For regular updates, establish connections for auto-populating worksheets. This bypasses manual inputs for efficiency.
In summary, Excel’s ability to import External data gives users tools for quicker analysis and automation benefits. It assists with information gathering and transforming workflow.
Creating interactive dashboards for data visualization
- Gather the data you need for your dashboard. Make sure it’s arranged for Excel functions and formulas.
- Decide on the best way to show the data with visuals, charts or graphs. Add drop-downs or checkboxes as filters to make the dashboard interactive.
- Use Excel’s slicers, charts and pivot tables. These tools let you slice and dice the data. Slicers let users filter the charts according to product lines or regions.
Make UX in mind when creating the dashboard. Keep design aesthetic grounded, but intuitive. Customize elements and use color psychology rules. Use named ranges with clear names.

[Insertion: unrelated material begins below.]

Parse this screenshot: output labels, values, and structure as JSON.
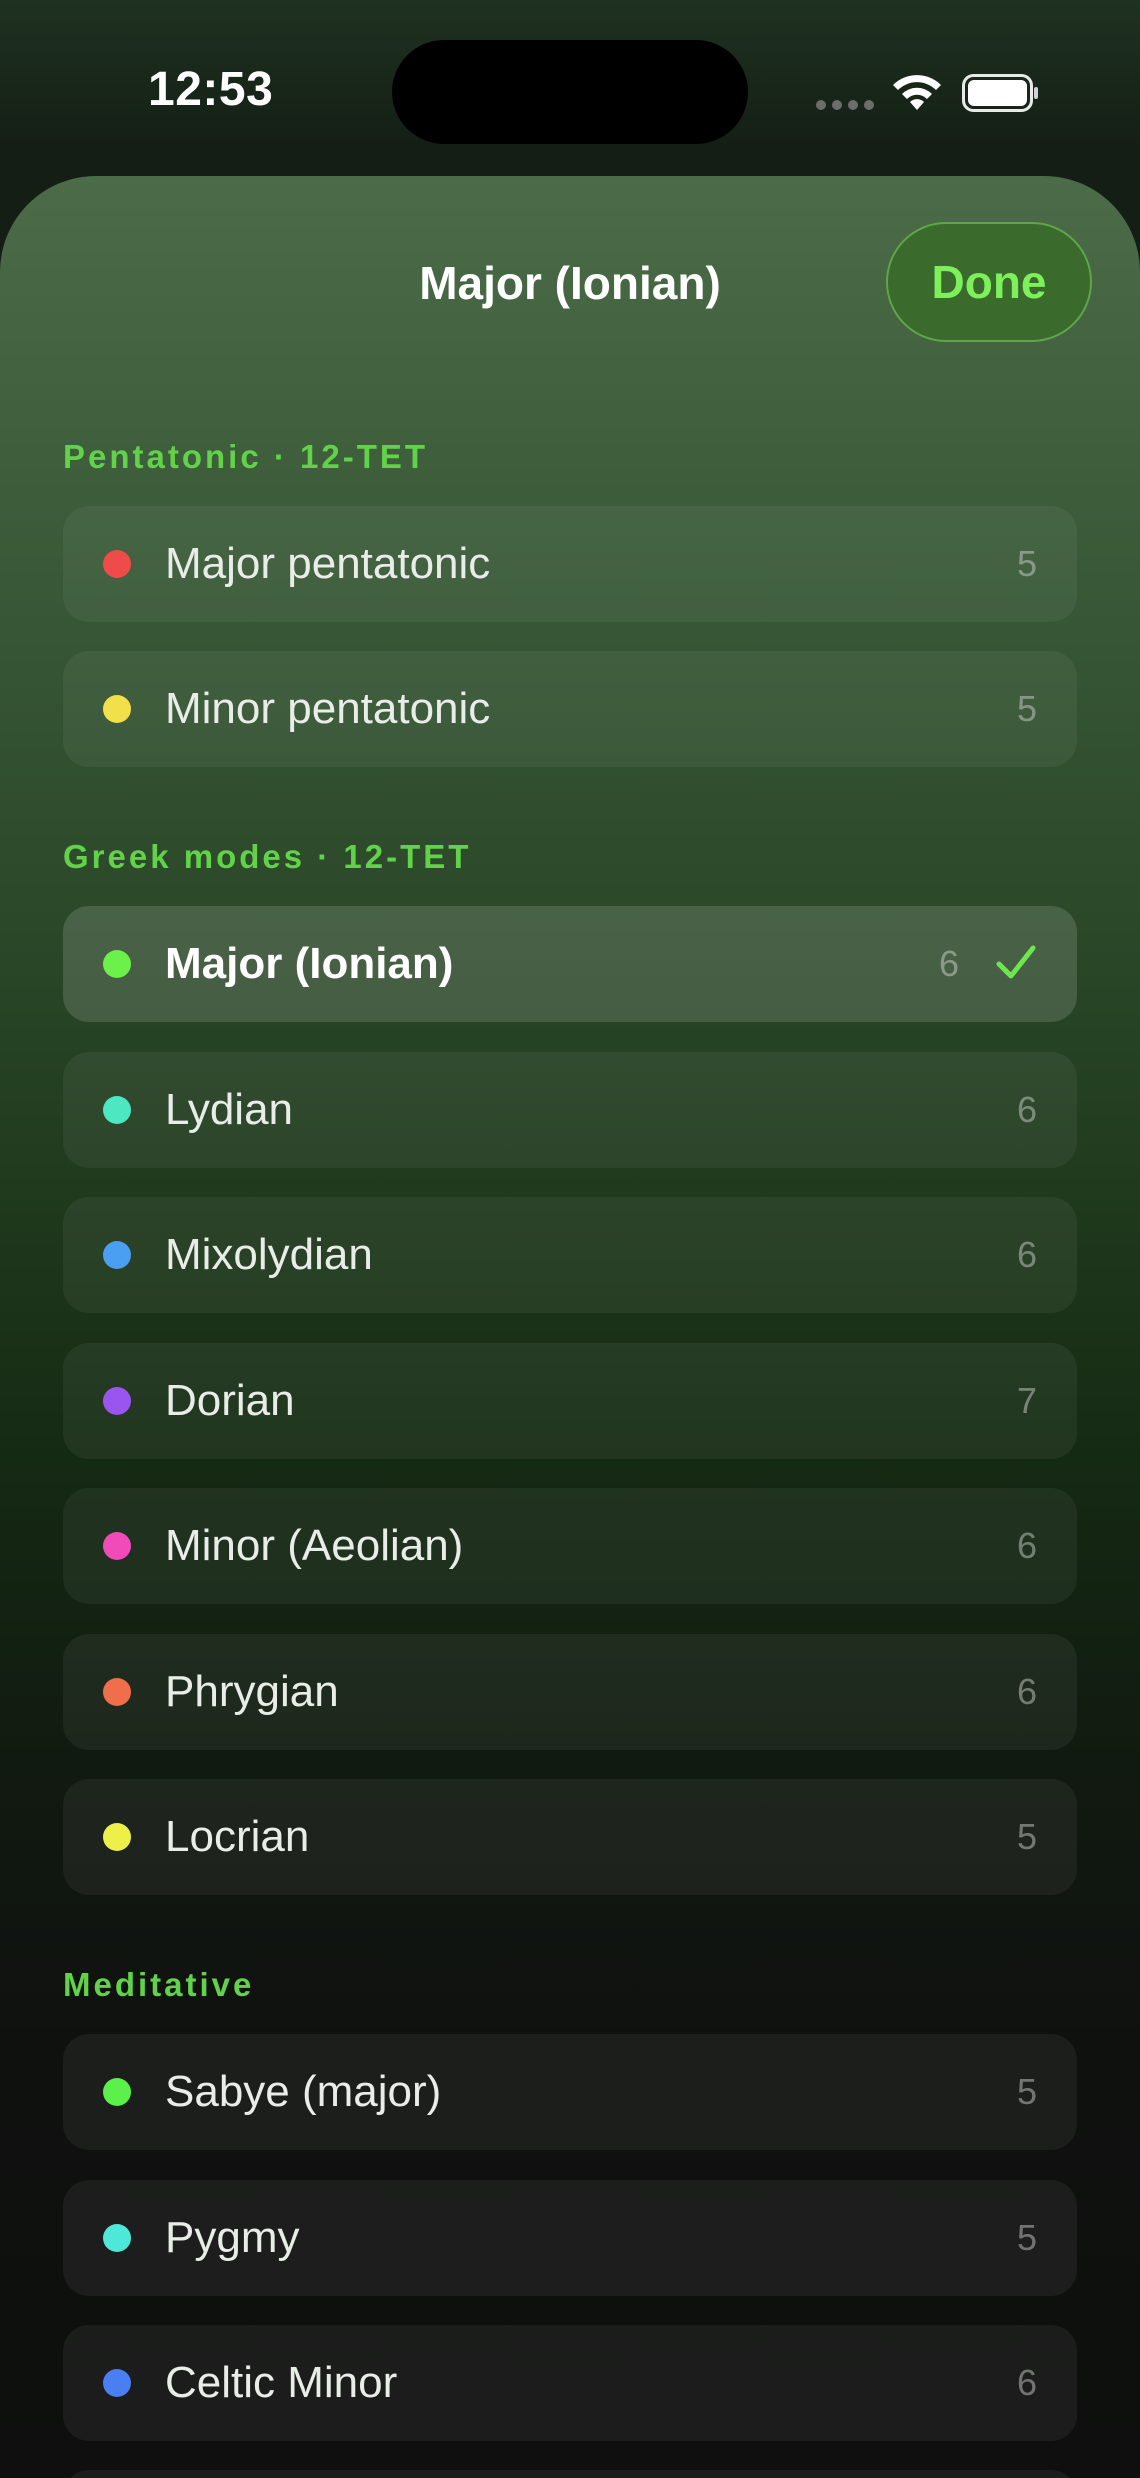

One pro tip – Make sure each element of the dashboard has a purpose without too much detail. Too many visuals on one page could lead to confusion!
FAQs about How To Use Microsoft Excel
What is Microsoft Excel and how can it be used?
Microsoft Excel is a spreadsheet software developed by Microsoft Corporation. It offers a spreadsheet environment that can be used to input and organize data, perform calculations, create charts and graphs, and much more. This program is commonly used in fields such as finance, accounting, and research.
How do I open Microsoft Excel?
The first step to using Microsoft Excel is to open the program. This can be done by clicking on the Excel icon on your desktop or by going to the Start menu, selecting All Programs, and finding Microsoft Excel. Once the program is open, you can begin creating a new spreadsheet or opening an existing one.
How do I create a new spreadsheet in Microsoft Excel?
To create a new spreadsheet in Microsoft Excel, click on the File menu, select New, and choose the type of spreadsheet you want to create (e.g. Blank Workbook, Budget, or Invoice). You can also use the keyboard shortcut Ctrl+N on a PC or Command+N on a Mac to create a new workbook.
How do I enter data into a spreadsheet in Microsoft Excel?
To enter data into a cell in Microsoft Excel, simply click on the cell and start typing. You can use the Tab key to move to the next cell or the arrow keys to move up, down, left, or right. You can also copy and paste data from other sources, such as a website or a document, into the cells.
How do I perform calculations in Microsoft Excel?
To perform calculations in Microsoft Excel, you can use formulas and functions. Formulas are equations that combine values, operators, and functions to produce a result, such as =A1+B1 or =SUM(A1:A10). Functions are pre-built formulas that can be used to perform specific calculations, such as =SUM(), =AVERAGE(), or =COUNT().
How do I create charts and graphs in Microsoft Excel?
To create charts and graphs in Microsoft Excel, you can use the Chart Wizard or the Chart Types group in the Insert tab. Simply select the data you want to graph, choose a chart or graph type, and customize the formatting, labels, and titles as desired. You can also use the Chart Styles and Colors options to fine-tune the appearance of your chart or graph.